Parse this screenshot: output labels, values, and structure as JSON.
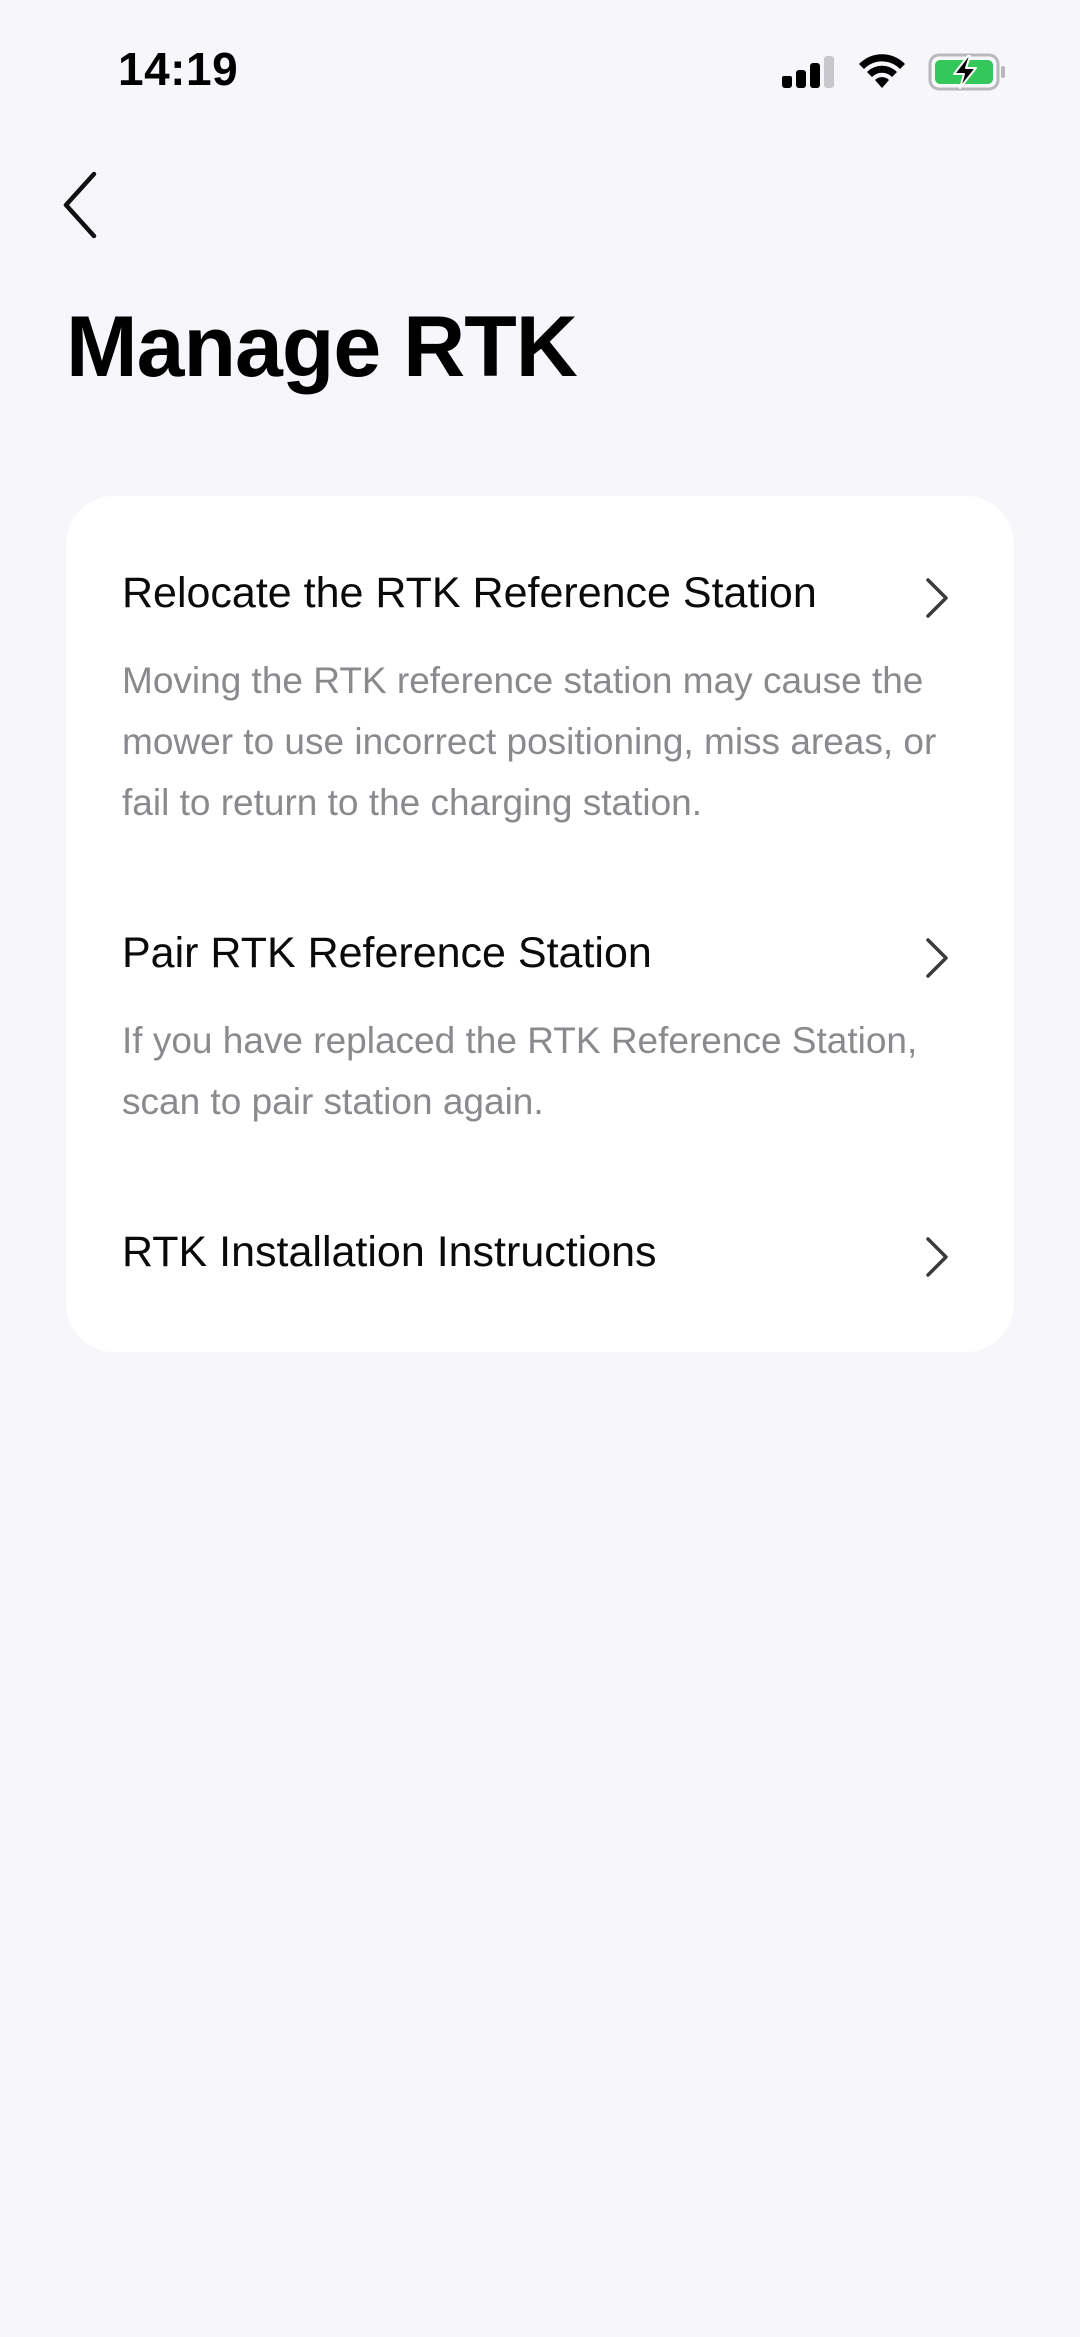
{
  "status_bar": {
    "time": "14:19",
    "icons": [
      "cellular-signal-icon",
      "wifi-icon",
      "battery-charging-icon"
    ],
    "battery_color": "#34c759"
  },
  "header": {
    "back_icon": "chevron-left-icon",
    "title": "Manage RTK"
  },
  "menu": {
    "items": [
      {
        "title": "Relocate the RTK Reference Station",
        "description": "Moving the RTK reference station may cause the mower to use incorrect positioning, miss areas, or fail to return to the charging station.",
        "icon": "chevron-right-icon"
      },
      {
        "title": "Pair RTK Reference Station",
        "description": "If you have replaced the RTK Reference Station, scan to pair station again.",
        "icon": "chevron-right-icon"
      },
      {
        "title": "RTK Installation Instructions",
        "icon": "chevron-right-icon"
      }
    ]
  },
  "colors": {
    "background": "#f7f7fb",
    "card": "#ffffff",
    "primary_text": "#0a0a0a",
    "secondary_text": "#8a8a8e"
  }
}
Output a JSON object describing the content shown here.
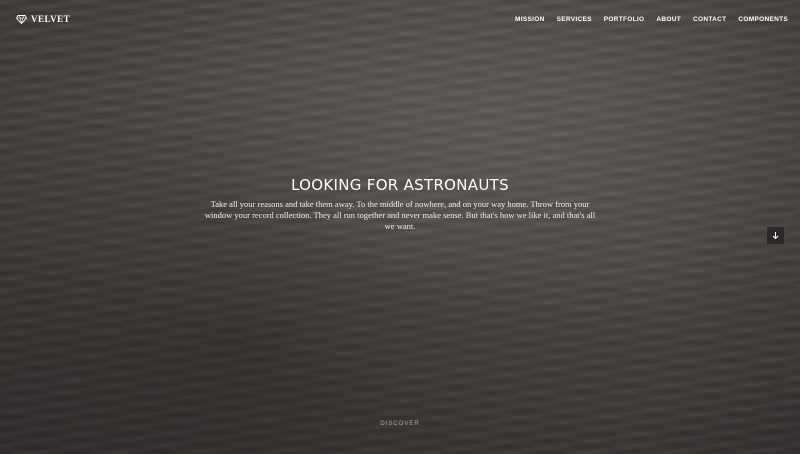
{
  "brand": {
    "name": "VELVET",
    "icon": "diamond-icon"
  },
  "nav": {
    "items": [
      {
        "label": "MISSION"
      },
      {
        "label": "SERVICES"
      },
      {
        "label": "PORTFOLIO"
      },
      {
        "label": "ABOUT"
      },
      {
        "label": "CONTACT"
      },
      {
        "label": "COMPONENTS"
      }
    ]
  },
  "hero": {
    "title": "LOOKING FOR ASTRONAUTS",
    "description": "Take all your reasons and take them away. To the middle of nowhere, and on your way home. Throw from your window your record collection. They all run together and never make sense. But that's how we like it, and that's all we want.",
    "scroll_icon": "arrow-down-icon",
    "discover_label": "DISCOVER"
  },
  "colors": {
    "text": "#ffffff",
    "scroll_button_bg": "#2b2828",
    "background": "#58514f"
  }
}
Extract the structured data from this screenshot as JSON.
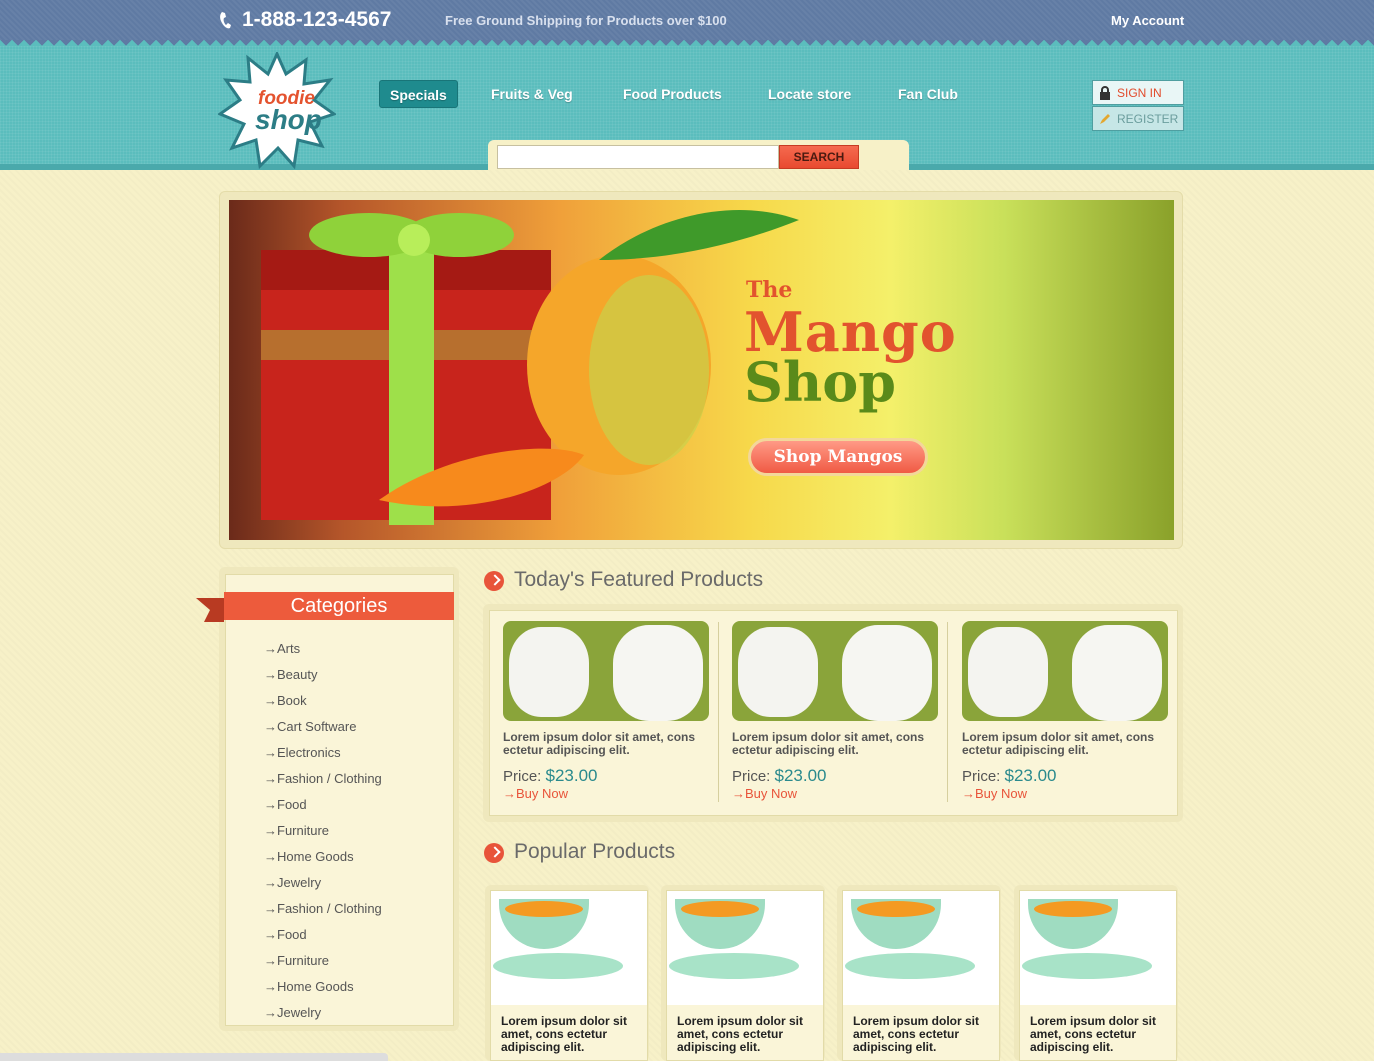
{
  "topbar": {
    "phone": "1-888-123-4567",
    "shipping": "Free Ground Shipping for Products over $100",
    "account": "My Account"
  },
  "logo": {
    "line1": "foodie",
    "line2": "shop"
  },
  "nav": {
    "items": [
      {
        "label": "Specials",
        "active": true
      },
      {
        "label": "Fruits & Veg",
        "active": false
      },
      {
        "label": "Food Products",
        "active": false
      },
      {
        "label": "Locate store",
        "active": false
      },
      {
        "label": "Fan Club",
        "active": false
      }
    ]
  },
  "auth": {
    "signin": "SIGN IN",
    "register": "REGISTER"
  },
  "search": {
    "value": "",
    "button": "SEARCH"
  },
  "banner": {
    "the": "The",
    "mango": "Mango",
    "shop": "Shop",
    "button": "Shop Mangos"
  },
  "categories": {
    "title": "Categories",
    "items": [
      "→Arts",
      "→Beauty",
      "→Book",
      "→Cart Software",
      "→Electronics",
      "→Fashion / Clothing",
      "→Food",
      "→Furniture",
      "→Home Goods",
      "→Jewelry",
      "→Fashion / Clothing",
      "→Food",
      "→Furniture",
      "→Home Goods",
      "→Jewelry"
    ]
  },
  "featured": {
    "title": "Today's Featured Products",
    "products": [
      {
        "desc": "Lorem ipsum dolor sit amet, cons ectetur adipiscing elit.",
        "price_label": "Price:",
        "price": "$23.00",
        "buy": "→Buy Now"
      },
      {
        "desc": "Lorem ipsum dolor sit amet, cons ectetur adipiscing elit.",
        "price_label": "Price:",
        "price": "$23.00",
        "buy": "→Buy Now"
      },
      {
        "desc": "Lorem ipsum dolor sit amet, cons ectetur adipiscing elit.",
        "price_label": "Price:",
        "price": "$23.00",
        "buy": "→Buy Now"
      }
    ]
  },
  "popular": {
    "title": "Popular Products",
    "products": [
      {
        "desc": "Lorem ipsum dolor sit amet, cons ectetur adipiscing elit."
      },
      {
        "desc": "Lorem ipsum dolor sit amet, cons ectetur adipiscing elit."
      },
      {
        "desc": "Lorem ipsum dolor sit amet, cons ectetur adipiscing elit."
      },
      {
        "desc": "Lorem ipsum dolor sit amet, cons ectetur adipiscing elit."
      }
    ]
  },
  "colors": {
    "accent": "#e8543a",
    "teal": "#5bbdbd",
    "topbar": "#5f7aa3",
    "price": "#2a8a8d"
  }
}
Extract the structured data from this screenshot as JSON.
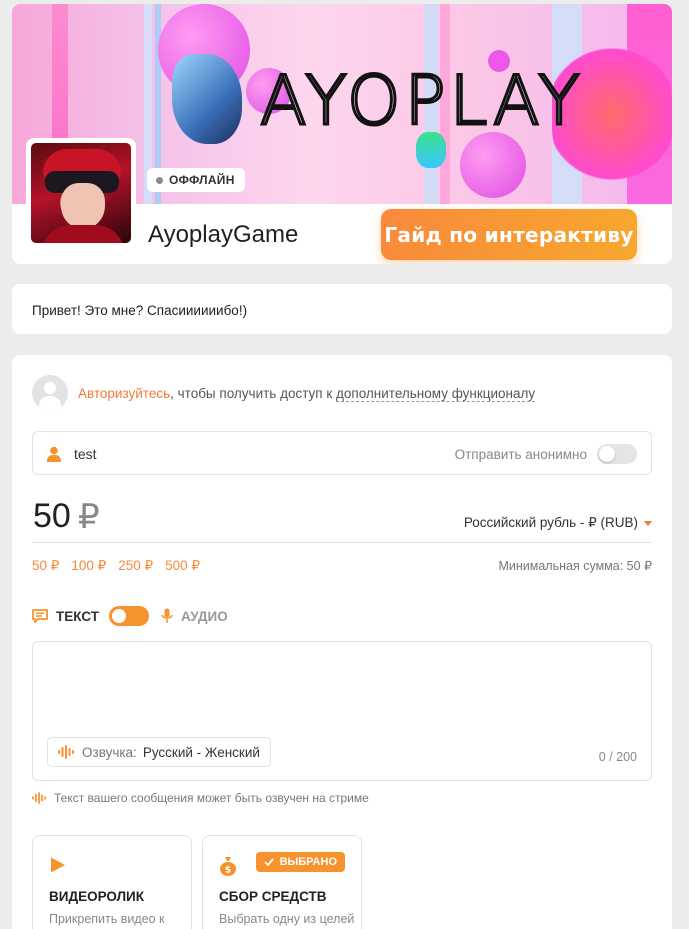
{
  "header": {
    "banner_logo_text": "AYOPLAY",
    "status_badge": "ОФФЛАЙН",
    "channel_name": "AyoplayGame",
    "guide_button_label": "Гайд по интерактиву"
  },
  "message": {
    "greeting": "Привет! Это мне? Спасиииииибо!)"
  },
  "auth": {
    "link_text": "Авторизуйтесь",
    "middle_text": ", чтобы получить доступ к ",
    "more_text": "дополнительному функционалу"
  },
  "name_field": {
    "value": "test",
    "anonymous_label": "Отправить анонимно"
  },
  "amount": {
    "value": "50",
    "currency_symbol": "₽",
    "currency_select": "Российский рубль - ₽ (RUB)",
    "quick_amounts": [
      "50 ₽",
      "100 ₽",
      "250 ₽",
      "500 ₽"
    ],
    "min_amount": "Минимальная сумма: 50 ₽"
  },
  "mode": {
    "text_label": "ТЕКСТ",
    "audio_label": "АУДИО"
  },
  "message_area": {
    "voice_label": "Озвучка:",
    "voice_value": "Русский - Женский",
    "char_count": "0 / 200",
    "hint": "Текст вашего сообщения может быть озвучен на стриме"
  },
  "features": [
    {
      "title": "ВИДЕОРОЛИК",
      "description": "Прикрепить видео к",
      "icon": "play-icon"
    },
    {
      "title": "СБОР СРЕДСТВ",
      "description": "Выбрать одну из целей",
      "icon": "money-bag-icon",
      "badge": "ВЫБРАНО"
    }
  ],
  "colors": {
    "accent": "#f7932f",
    "link": "#f27a3a"
  }
}
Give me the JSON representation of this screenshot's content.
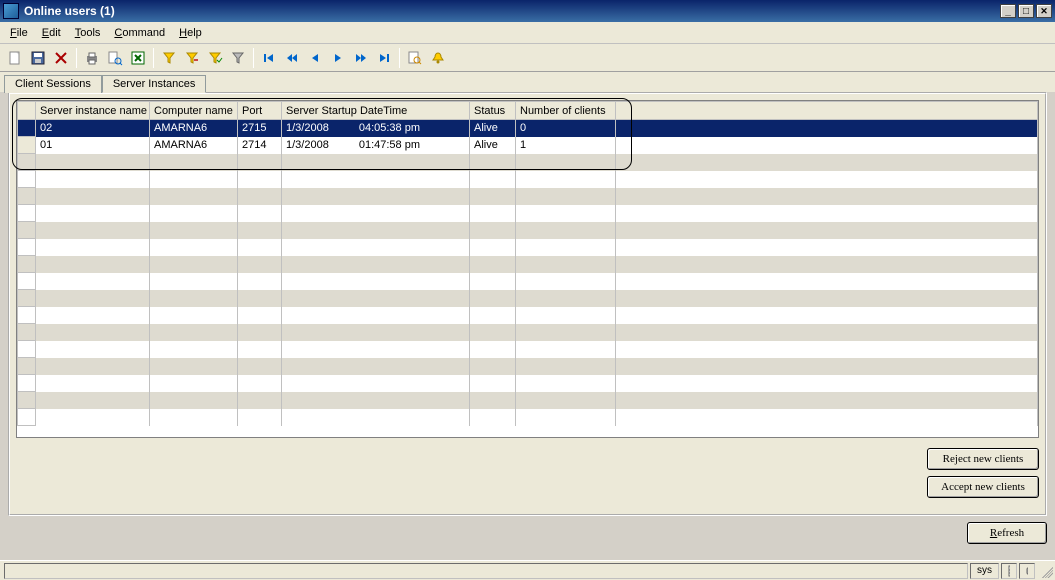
{
  "title": "Online users (1)",
  "menu": {
    "file": "File",
    "edit": "Edit",
    "tools": "Tools",
    "command": "Command",
    "help": "Help"
  },
  "tabs": {
    "client": "Client Sessions",
    "server": "Server Instances"
  },
  "columns": {
    "instance": "Server instance name",
    "computer": "Computer name",
    "port": "Port",
    "startup": "Server Startup DateTime",
    "status": "Status",
    "clients": "Number of clients"
  },
  "rows": [
    {
      "instance": "02",
      "computer": "AMARNA6",
      "port": "2715",
      "date": "1/3/2008",
      "time": "04:05:38 pm",
      "status": "Alive",
      "clients": "0",
      "selected": true
    },
    {
      "instance": "01",
      "computer": "AMARNA6",
      "port": "2714",
      "date": "1/3/2008",
      "time": "01:47:58 pm",
      "status": "Alive",
      "clients": "1",
      "selected": false
    }
  ],
  "buttons": {
    "reject": "Reject new clients",
    "accept": "Accept new clients",
    "refresh": "Refresh"
  },
  "status": {
    "sys": "sys"
  }
}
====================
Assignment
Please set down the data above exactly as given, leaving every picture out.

Problem solution
Parse this screenshot: output labels, values, and structure as JSON.
{
  "status_bar": {
    "time": "14:19",
    "icons": [
      "cellular-signal-icon",
      "wifi-icon",
      "battery-charging-icon"
    ],
    "battery_color": "#34c759"
  },
  "header": {
    "back_icon": "chevron-left-icon",
    "title": "Manage RTK"
  },
  "menu": {
    "items": [
      {
        "title": "Relocate the RTK Reference Station",
        "description": "Moving the RTK reference station may cause the mower to use incorrect positioning, miss areas, or fail to return to the charging station.",
        "icon": "chevron-right-icon"
      },
      {
        "title": "Pair RTK Reference Station",
        "description": "If you have replaced the RTK Reference Station, scan to pair station again.",
        "icon": "chevron-right-icon"
      },
      {
        "title": "RTK Installation Instructions",
        "icon": "chevron-right-icon"
      }
    ]
  },
  "colors": {
    "background": "#f7f7fb",
    "card": "#ffffff",
    "primary_text": "#0a0a0a",
    "secondary_text": "#8a8a8e"
  }
}
Output a JSON object describing the content shown here.
{
  "brand": {
    "name": "VELVET",
    "icon": "diamond-icon"
  },
  "nav": {
    "items": [
      {
        "label": "MISSION"
      },
      {
        "label": "SERVICES"
      },
      {
        "label": "PORTFOLIO"
      },
      {
        "label": "ABOUT"
      },
      {
        "label": "CONTACT"
      },
      {
        "label": "COMPONENTS"
      }
    ]
  },
  "hero": {
    "title": "LOOKING FOR ASTRONAUTS",
    "description": "Take all your reasons and take them away. To the middle of nowhere, and on your way home. Throw from your window your record collection. They all run together and never make sense. But that's how we like it, and that's all we want.",
    "scroll_icon": "arrow-down-icon",
    "discover_label": "DISCOVER"
  },
  "colors": {
    "text": "#ffffff",
    "scroll_button_bg": "#2b2828",
    "background": "#58514f"
  }
}
Extract the structured data from this screenshot as JSON.
{
  "topbar": {
    "phone": "1-888-123-4567",
    "shipping": "Free Ground Shipping for Products over $100",
    "account": "My Account"
  },
  "logo": {
    "line1": "foodie",
    "line2": "shop"
  },
  "nav": {
    "items": [
      {
        "label": "Specials",
        "active": true
      },
      {
        "label": "Fruits & Veg",
        "active": false
      },
      {
        "label": "Food Products",
        "active": false
      },
      {
        "label": "Locate store",
        "active": false
      },
      {
        "label": "Fan Club",
        "active": false
      }
    ]
  },
  "auth": {
    "signin": "SIGN IN",
    "register": "REGISTER"
  },
  "search": {
    "value": "",
    "button": "SEARCH"
  },
  "banner": {
    "the": "The",
    "mango": "Mango",
    "shop": "Shop",
    "button": "Shop Mangos"
  },
  "categories": {
    "title": "Categories",
    "items": [
      "→Arts",
      "→Beauty",
      "→Book",
      "→Cart Software",
      "→Electronics",
      "→Fashion / Clothing",
      "→Food",
      "→Furniture",
      "→Home Goods",
      "→Jewelry",
      "→Fashion / Clothing",
      "→Food",
      "→Furniture",
      "→Home Goods",
      "→Jewelry"
    ]
  },
  "featured": {
    "title": "Today's Featured Products",
    "products": [
      {
        "desc": "Lorem ipsum dolor sit amet, cons ectetur adipiscing elit.",
        "price_label": "Price:",
        "price": "$23.00",
        "buy": "→Buy Now"
      },
      {
        "desc": "Lorem ipsum dolor sit amet, cons ectetur adipiscing elit.",
        "price_label": "Price:",
        "price": "$23.00",
        "buy": "→Buy Now"
      },
      {
        "desc": "Lorem ipsum dolor sit amet, cons ectetur adipiscing elit.",
        "price_label": "Price:",
        "price": "$23.00",
        "buy": "→Buy Now"
      }
    ]
  },
  "popular": {
    "title": "Popular Products",
    "products": [
      {
        "desc": "Lorem ipsum dolor sit amet, cons ectetur adipiscing elit."
      },
      {
        "desc": "Lorem ipsum dolor sit amet, cons ectetur adipiscing elit."
      },
      {
        "desc": "Lorem ipsum dolor sit amet, cons ectetur adipiscing elit."
      },
      {
        "desc": "Lorem ipsum dolor sit amet, cons ectetur adipiscing elit."
      }
    ]
  },
  "colors": {
    "accent": "#e8543a",
    "teal": "#5bbdbd",
    "topbar": "#5f7aa3",
    "price": "#2a8a8d"
  }
}
Extract the structured data from this screenshot as JSON.
{
  "header": {
    "banner_logo_text": "AYOPLAY",
    "status_badge": "ОФФЛАЙН",
    "channel_name": "AyoplayGame",
    "guide_button_label": "Гайд по интерактиву"
  },
  "message": {
    "greeting": "Привет! Это мне? Спасиииииибо!)"
  },
  "auth": {
    "link_text": "Авторизуйтесь",
    "middle_text": ", чтобы получить доступ к ",
    "more_text": "дополнительному функционалу"
  },
  "name_field": {
    "value": "test",
    "anonymous_label": "Отправить анонимно"
  },
  "amount": {
    "value": "50",
    "currency_symbol": "₽",
    "currency_select": "Российский рубль - ₽ (RUB)",
    "quick_amounts": [
      "50 ₽",
      "100 ₽",
      "250 ₽",
      "500 ₽"
    ],
    "min_amount": "Минимальная сумма: 50 ₽"
  },
  "mode": {
    "text_label": "ТЕКСТ",
    "audio_label": "АУДИО"
  },
  "message_area": {
    "voice_label": "Озвучка:",
    "voice_value": "Русский - Женский",
    "char_count": "0 / 200",
    "hint": "Текст вашего сообщения может быть озвучен на стриме"
  },
  "features": [
    {
      "title": "ВИДЕОРОЛИК",
      "description": "Прикрепить видео к",
      "icon": "play-icon"
    },
    {
      "title": "СБОР СРЕДСТВ",
      "description": "Выбрать одну из целей",
      "icon": "money-bag-icon",
      "badge": "ВЫБРАНО"
    }
  ],
  "colors": {
    "accent": "#f7932f",
    "link": "#f27a3a"
  }
}
Give me the JSON representation of this screenshot's content.
{
  "title": "Online users (1)",
  "menu": {
    "file": "File",
    "edit": "Edit",
    "tools": "Tools",
    "command": "Command",
    "help": "Help"
  },
  "tabs": {
    "client": "Client Sessions",
    "server": "Server Instances"
  },
  "columns": {
    "instance": "Server instance name",
    "computer": "Computer name",
    "port": "Port",
    "startup": "Server Startup DateTime",
    "status": "Status",
    "clients": "Number of clients"
  },
  "rows": [
    {
      "instance": "02",
      "computer": "AMARNA6",
      "port": "2715",
      "date": "1/3/2008",
      "time": "04:05:38 pm",
      "status": "Alive",
      "clients": "0",
      "selected": true
    },
    {
      "instance": "01",
      "computer": "AMARNA6",
      "port": "2714",
      "date": "1/3/2008",
      "time": "01:47:58 pm",
      "status": "Alive",
      "clients": "1",
      "selected": false
    }
  ],
  "buttons": {
    "reject": "Reject new clients",
    "accept": "Accept new clients",
    "refresh": "Refresh"
  },
  "status": {
    "sys": "sys"
  }
}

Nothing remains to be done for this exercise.